Artificial Chromosomes for Disease Modeling

Credits; TheScientist

Synthetic chromosomes are ideal delivery systems for ferrying large sections of human DNA into cells. In contrast to viral vectors, human artificial chromosomes (HAC) carry more genetic material and are less likely to trigger an immune response. So far, however, technical problems have prevented HAC from reaching their full potential. Now, in a paper published in Science, researchers described an improved technique for engineering HAC that sidesteps previous barriers.

Earlier methods to synthesize HAC relied on linking shorter DNA constructs into a larger chromosome within the cell in a process called multimerization. However, the genetic fragments tended to connect in unpredictable sequences of varying lengths, making it difficult to anticipate how the genes would behave. Furthermore, the constructs often attached to natural chromosomes, potentially disrupting the host cell’s genome.

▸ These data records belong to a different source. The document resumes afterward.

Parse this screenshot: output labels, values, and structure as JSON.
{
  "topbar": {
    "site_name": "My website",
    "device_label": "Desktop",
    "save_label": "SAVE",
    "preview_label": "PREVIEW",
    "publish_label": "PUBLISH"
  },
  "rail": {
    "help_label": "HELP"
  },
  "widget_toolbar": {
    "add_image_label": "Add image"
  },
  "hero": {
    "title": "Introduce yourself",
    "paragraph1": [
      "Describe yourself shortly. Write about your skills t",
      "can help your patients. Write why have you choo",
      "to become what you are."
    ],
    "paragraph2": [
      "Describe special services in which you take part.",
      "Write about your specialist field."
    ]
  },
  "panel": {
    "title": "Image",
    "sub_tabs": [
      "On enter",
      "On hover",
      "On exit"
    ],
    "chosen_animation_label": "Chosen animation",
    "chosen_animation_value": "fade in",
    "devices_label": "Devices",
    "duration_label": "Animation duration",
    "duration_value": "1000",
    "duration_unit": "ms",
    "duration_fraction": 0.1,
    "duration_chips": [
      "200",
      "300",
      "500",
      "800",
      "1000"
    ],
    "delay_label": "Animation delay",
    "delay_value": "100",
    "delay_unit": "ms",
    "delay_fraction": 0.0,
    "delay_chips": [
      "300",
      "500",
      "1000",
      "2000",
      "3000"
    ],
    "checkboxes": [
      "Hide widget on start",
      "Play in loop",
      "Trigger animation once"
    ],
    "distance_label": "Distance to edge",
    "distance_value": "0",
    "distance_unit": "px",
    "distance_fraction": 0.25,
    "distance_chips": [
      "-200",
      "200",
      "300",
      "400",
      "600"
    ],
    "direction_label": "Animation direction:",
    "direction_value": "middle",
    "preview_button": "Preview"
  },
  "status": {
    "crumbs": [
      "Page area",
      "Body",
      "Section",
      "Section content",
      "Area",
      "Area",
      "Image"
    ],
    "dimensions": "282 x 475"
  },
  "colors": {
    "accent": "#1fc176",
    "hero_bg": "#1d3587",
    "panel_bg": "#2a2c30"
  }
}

In the new study, researchers at the University of Pennsylvania circumvented this problem, known as uncontrolled multimerization, by synthesizing larger strands of DNA so that HAC could be formed from a single construct. Instead of creating 200 kilobase pair sequences, the researchers increased the size of the DNA construct to approximately 750 kilobases, removing the need for multimerization.

“We hypothesized that to [avoid] multimerization, we would have to start big,” said University of Pennsylvania biochemist Ben Black, who led the research.

Within each HAC, the researchers designed sequences to bind centromeric proteins, which ensured that daughter cells would inherit the chromosome when the original cell divided. Specifically, they added hundreds of DNA binding sites for the bacterial Lac repressor protein (LacI). By engineering the host cells to express a fusion protein—LacI fused to another protein that binds to a key centromeric protein—the team recruited proteins to form the centromere on the DNA construct.




By Holly Barker, PhD

Article can be accessed on: The Scientist